The system, urea SCR or "urea-based selective catalytic reduction," is the only technology available that can remove enough NOx from diesel exhaust to comply with strict new limits imposed by the U.S. Environmental Protection Agency (EPA), says Glenn Kedzie, Environmental Counsel for the American Trucking Associations.
The automotive urea, called "diesel exhaust fluid" (DEF) in the United States and AdBlue, a trademarked name in Europe, reduces NOx by as much as 90% alone, and can take NOx to near-zero levels when used in combination with diesel particulate filter technology, says Kim Doran, spokesperson of the newly formed North American SCR Stakeholders Group and editor of FactsAboutSCR.com, a Web site dedicated to SCR news.
DEF and AdBlue are an aqueous urea solution 32 (AUS 32), a clear 32.5% nitrogen solution of high-purity urea in demineralized water. The urea solutions are safe to handle, manufacturers claim. AdBlue can be bought in bulk in Europe or by the liter at some service stations.
The advent of DEF and AdBlue is creating a new demand for urea, the world's most widely used nitrogen fertilizer. Some are concerned that the new use will drive fertilizer prices higher. Others think it will be an incentive for manufacturers to increase production and thus, lower prices.

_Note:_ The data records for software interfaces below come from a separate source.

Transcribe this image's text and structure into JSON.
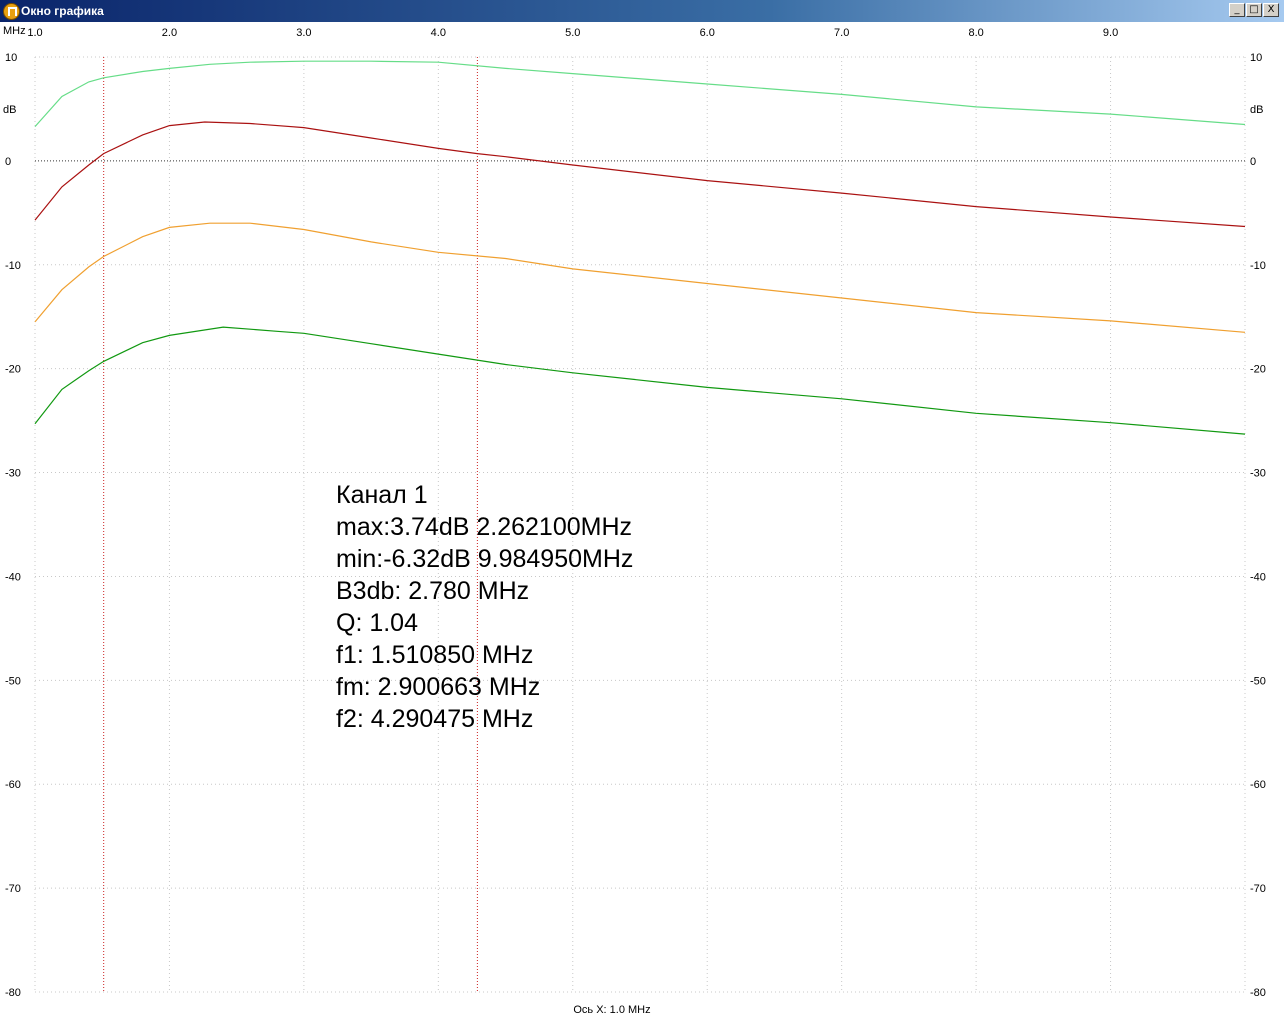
{
  "window": {
    "title": "Окно графика",
    "buttons": {
      "minimize": "_",
      "maximize": "□",
      "close": "X"
    }
  },
  "chart_data": {
    "type": "line",
    "x_unit_label": "MHz",
    "y_unit_label": "dB",
    "x_axis_caption": "Ось X: 1.0 MHz",
    "xlim": [
      1.0,
      10.0
    ],
    "ylim": [
      -80,
      10
    ],
    "x_ticks": [
      "1.0",
      "2.0",
      "3.0",
      "4.0",
      "5.0",
      "6.0",
      "7.0",
      "8.0",
      "9.0"
    ],
    "x_tick_values": [
      1,
      2,
      3,
      4,
      5,
      6,
      7,
      8,
      9
    ],
    "y_ticks": [
      "10",
      "0",
      "-10",
      "-20",
      "-30",
      "-40",
      "-50",
      "-60",
      "-70",
      "-80"
    ],
    "y_tick_values": [
      10,
      0,
      -10,
      -20,
      -30,
      -40,
      -50,
      -60,
      -70,
      -80
    ],
    "grid": true,
    "markers": [
      1.51085,
      4.290475
    ],
    "series": [
      {
        "color": "#66dd88",
        "x": [
          1.0,
          1.2,
          1.4,
          1.51,
          1.8,
          2.0,
          2.3,
          2.6,
          3.0,
          3.5,
          4.0,
          4.5,
          5.0,
          6.0,
          7.0,
          8.0,
          9.0,
          10.0
        ],
        "y": [
          3.3,
          6.2,
          7.6,
          8.0,
          8.6,
          8.9,
          9.3,
          9.5,
          9.6,
          9.6,
          9.5,
          8.9,
          8.4,
          7.4,
          6.4,
          5.2,
          4.5,
          3.5
        ]
      },
      {
        "color": "#aa1111",
        "x": [
          1.0,
          1.2,
          1.4,
          1.51,
          1.8,
          2.0,
          2.262,
          2.6,
          3.0,
          3.5,
          4.0,
          4.29,
          4.5,
          5.0,
          6.0,
          7.0,
          8.0,
          9.0,
          10.0
        ],
        "y": [
          -5.7,
          -2.5,
          -0.4,
          0.7,
          2.5,
          3.4,
          3.74,
          3.6,
          3.2,
          2.2,
          1.2,
          0.7,
          0.4,
          -0.4,
          -1.9,
          -3.1,
          -4.4,
          -5.4,
          -6.32
        ]
      },
      {
        "color": "#f0a030",
        "x": [
          1.0,
          1.2,
          1.4,
          1.51,
          1.8,
          2.0,
          2.3,
          2.6,
          3.0,
          3.5,
          4.0,
          4.5,
          5.0,
          6.0,
          7.0,
          8.0,
          9.0,
          10.0
        ],
        "y": [
          -15.5,
          -12.4,
          -10.2,
          -9.2,
          -7.3,
          -6.4,
          -6.0,
          -6.0,
          -6.6,
          -7.8,
          -8.8,
          -9.4,
          -10.4,
          -11.8,
          -13.2,
          -14.6,
          -15.4,
          -16.5
        ]
      },
      {
        "color": "#119911",
        "x": [
          1.0,
          1.2,
          1.4,
          1.51,
          1.8,
          2.0,
          2.4,
          2.8,
          3.0,
          3.5,
          4.0,
          4.5,
          5.0,
          6.0,
          7.0,
          8.0,
          9.0,
          10.0
        ],
        "y": [
          -25.3,
          -22.0,
          -20.2,
          -19.3,
          -17.5,
          -16.8,
          -16.0,
          -16.4,
          -16.6,
          -17.6,
          -18.6,
          -19.6,
          -20.4,
          -21.8,
          -22.9,
          -24.3,
          -25.2,
          -26.3
        ]
      }
    ],
    "annotation": [
      "Канал 1",
      "max:3.74dB 2.262100MHz",
      "min:-6.32dB 9.984950MHz",
      "B3db: 2.780 MHz",
      "Q: 1.04",
      "f1: 1.510850 MHz",
      "fm: 2.900663 MHz",
      "f2: 4.290475 MHz"
    ]
  }
}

"We know about diversion of traditional food crops such as corn or sugarcane to biofuels like ethanolbut now urea, a basic input for food production, is also going into fuel," says Dr. Amit Roy, President and CEO of the Intern
|Contact: Dr. Thomas Hargrove|